This post previously appeared in the February 2013 issue of Baptist Studies Bulletin.
I offer Exhibit A: the life and legacy of Edward Wilmot Blyden. Imagine a man who, as a child, lived next to a synagogue in the West Indies and attended a Dutch Reformed church. Imagine, further, the same man as a young adult who arrived in Liberia under the auspices of the New York Colonization Society and, with funding from white American Presbyterians, was educated in a mission school in Monrovia, where his fascination with Jewish history helped create a passion to learn Hebrew as a way of getting to the bottom of false claims that divine providence had assigned the descendants of Ham to a life of servitude. Now imagine the same man in the twilight of a phenomenal vocation as teacher, missionary, statesman, explorer, and activist sitting quietly in the administrative of a mosque in Sierra Leone overseeing a national program for the education of Muslim children.
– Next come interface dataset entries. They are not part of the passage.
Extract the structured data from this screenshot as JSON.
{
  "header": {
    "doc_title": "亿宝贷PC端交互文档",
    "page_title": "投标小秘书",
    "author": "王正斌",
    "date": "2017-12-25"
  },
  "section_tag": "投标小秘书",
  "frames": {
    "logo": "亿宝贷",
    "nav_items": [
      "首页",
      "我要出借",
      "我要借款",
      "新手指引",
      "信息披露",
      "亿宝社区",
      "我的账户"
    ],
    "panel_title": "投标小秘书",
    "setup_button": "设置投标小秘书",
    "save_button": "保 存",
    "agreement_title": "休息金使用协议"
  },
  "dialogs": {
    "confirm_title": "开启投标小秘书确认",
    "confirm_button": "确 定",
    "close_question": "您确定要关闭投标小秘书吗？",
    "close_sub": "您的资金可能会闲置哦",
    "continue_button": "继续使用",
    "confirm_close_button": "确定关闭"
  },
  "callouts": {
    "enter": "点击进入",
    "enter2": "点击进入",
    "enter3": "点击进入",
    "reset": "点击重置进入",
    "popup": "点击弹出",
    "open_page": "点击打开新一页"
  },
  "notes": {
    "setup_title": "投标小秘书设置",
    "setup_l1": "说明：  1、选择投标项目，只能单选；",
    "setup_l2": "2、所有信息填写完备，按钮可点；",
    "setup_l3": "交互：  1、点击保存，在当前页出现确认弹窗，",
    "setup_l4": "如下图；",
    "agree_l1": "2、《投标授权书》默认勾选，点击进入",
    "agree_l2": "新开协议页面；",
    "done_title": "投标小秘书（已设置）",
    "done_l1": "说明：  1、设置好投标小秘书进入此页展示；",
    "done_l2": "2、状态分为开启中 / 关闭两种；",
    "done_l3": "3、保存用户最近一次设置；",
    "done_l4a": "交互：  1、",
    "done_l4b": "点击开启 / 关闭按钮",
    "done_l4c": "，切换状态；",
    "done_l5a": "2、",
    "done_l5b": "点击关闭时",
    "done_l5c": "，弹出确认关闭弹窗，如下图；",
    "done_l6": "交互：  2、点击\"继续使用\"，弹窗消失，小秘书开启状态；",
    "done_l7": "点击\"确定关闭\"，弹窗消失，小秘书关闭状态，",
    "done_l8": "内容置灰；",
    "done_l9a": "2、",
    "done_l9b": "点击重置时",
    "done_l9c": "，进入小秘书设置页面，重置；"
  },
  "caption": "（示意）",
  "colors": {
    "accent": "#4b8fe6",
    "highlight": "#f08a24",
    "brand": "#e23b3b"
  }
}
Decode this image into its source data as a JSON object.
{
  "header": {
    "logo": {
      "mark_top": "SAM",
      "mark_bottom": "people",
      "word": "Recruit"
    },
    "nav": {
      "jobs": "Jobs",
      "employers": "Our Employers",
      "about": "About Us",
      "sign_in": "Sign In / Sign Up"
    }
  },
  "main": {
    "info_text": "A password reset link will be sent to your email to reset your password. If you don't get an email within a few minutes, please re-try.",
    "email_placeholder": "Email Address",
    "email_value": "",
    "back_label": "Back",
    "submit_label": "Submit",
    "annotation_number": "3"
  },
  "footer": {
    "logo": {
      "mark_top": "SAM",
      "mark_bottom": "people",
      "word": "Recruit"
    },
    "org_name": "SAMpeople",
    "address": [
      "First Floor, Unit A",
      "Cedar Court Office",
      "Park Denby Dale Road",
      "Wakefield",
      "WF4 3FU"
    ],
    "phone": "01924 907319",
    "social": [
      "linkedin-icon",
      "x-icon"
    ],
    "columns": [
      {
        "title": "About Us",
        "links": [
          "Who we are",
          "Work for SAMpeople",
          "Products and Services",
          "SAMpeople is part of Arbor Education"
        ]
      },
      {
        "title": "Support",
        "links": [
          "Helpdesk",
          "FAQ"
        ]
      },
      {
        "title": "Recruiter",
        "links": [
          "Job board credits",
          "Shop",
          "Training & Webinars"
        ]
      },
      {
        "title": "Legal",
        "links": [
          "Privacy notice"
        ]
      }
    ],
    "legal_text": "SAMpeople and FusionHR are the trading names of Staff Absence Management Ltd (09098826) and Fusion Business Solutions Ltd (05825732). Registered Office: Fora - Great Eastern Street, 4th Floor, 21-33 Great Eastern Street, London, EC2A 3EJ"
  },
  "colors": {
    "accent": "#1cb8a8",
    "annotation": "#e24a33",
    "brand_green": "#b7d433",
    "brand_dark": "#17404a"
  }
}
Edward Wilmot Blyden (1832–1912) is the real man you imagined. His life and legacy don’t get the attention they deserve, especially in the contemporary context created by the perceived and real conflicts among the Abrahamic religions: Judaism, Christianity, and Islam. That is a shame. I add that, for those who give attention to Blyden, there is more than Abrahamic religious harmony that animated this intellectual giant of the nineteenth century. Start turning the pages of Blyden’s life and one will find the source of a broad, long shadow still visible in many places early in the twenty-first century.
In 1898 Blyden published an essay, “The Jewish Question,” in a British periodical. He began with reminiscence: “I was born in the midst of Jews in . . . St. Thomas.” He comments upon his excitements about “the annual festivals and feasts,” especially the “Day of Atonement,” recounting how he and his Christian friends assembled on “a terrace immediately above” the synagogue to “look down upon the mysterious assembly.” He concludes the introduction by noting that the “awe and reverence” of those experiences “have followed me all the days of this life.”
The essay goes on to engage the seminal work of Theodor Hertzl, the intellectual father of Zionism. Blyden suggests that “the Jew has a far higher and nobler work to accomplish . . . than establishing a political power in one corner of the earth.” He concludes: “The message of the great Zionist movement to the Jews, . . . is to rise from their neutrality and cooperating with . . . their children—Christianity and Islam—work for the saving of mankind . . . from a deadening materialism.”
Blyden’s context, West Africa, prevented him from much practical engagement of “the Jewish question,” but that was not the case with Christianity and Islam. In 1887 Blyden’s sweeping life’s work, Christianity, Islam, and the Negro Race (CINR) was published; it was so well received that the next year it came out in a second edition. The book remains in print.
The connecting thesis of CINR is driven by missions. Blyden acknowledges the common origins of Christianity and Islam in the bosom of Abraham (i.e., Judaism) while at the same time noting the differences among the religions. In the end Blyden appeals for and practically engages cooperation. His profound sense of providence led Blyden to conclude that missions should be about basic education—teaching children to read and write and think and grow in place where they are planted. Pointing to the successes of Muslim missions surrounding the mosque school where children became literate in more than the Qur’an, Blyden called for Christian missions to invest in education, too.He was convinced that Christians and Muslims (and, by association, Jews) could and should teach the children and make room for the spirit of God to transform Africa, not by importing foreign cultures under the guise of religion.
On 8 February 2013 I was in Freetown, Sierra Leone. It was one hundred and one years—plus one day—since Blyden died there (click the photo to the left to read the inscription on Blylden’s grave marker). My Liberian colleague and friend, Olu Q. Menjay, and I visited Blyden’s grave in the company of his great-granddaughter, Isa Blyden. For eight hours she escorted us through Freetown,
showing us where Edward Wilmot Blyden lived out his passions for education, missions, and harmony. The highlight of the day was, for me, a visit to the mosque in the Foulah district of Freetown where Blyden established the first school for Muslim children in West Africa. We met the imam and were warmly greeted by Muslim men and women arriving for Friday prayers.
Coexistence is possible. I saw it and experienced it in Freetown.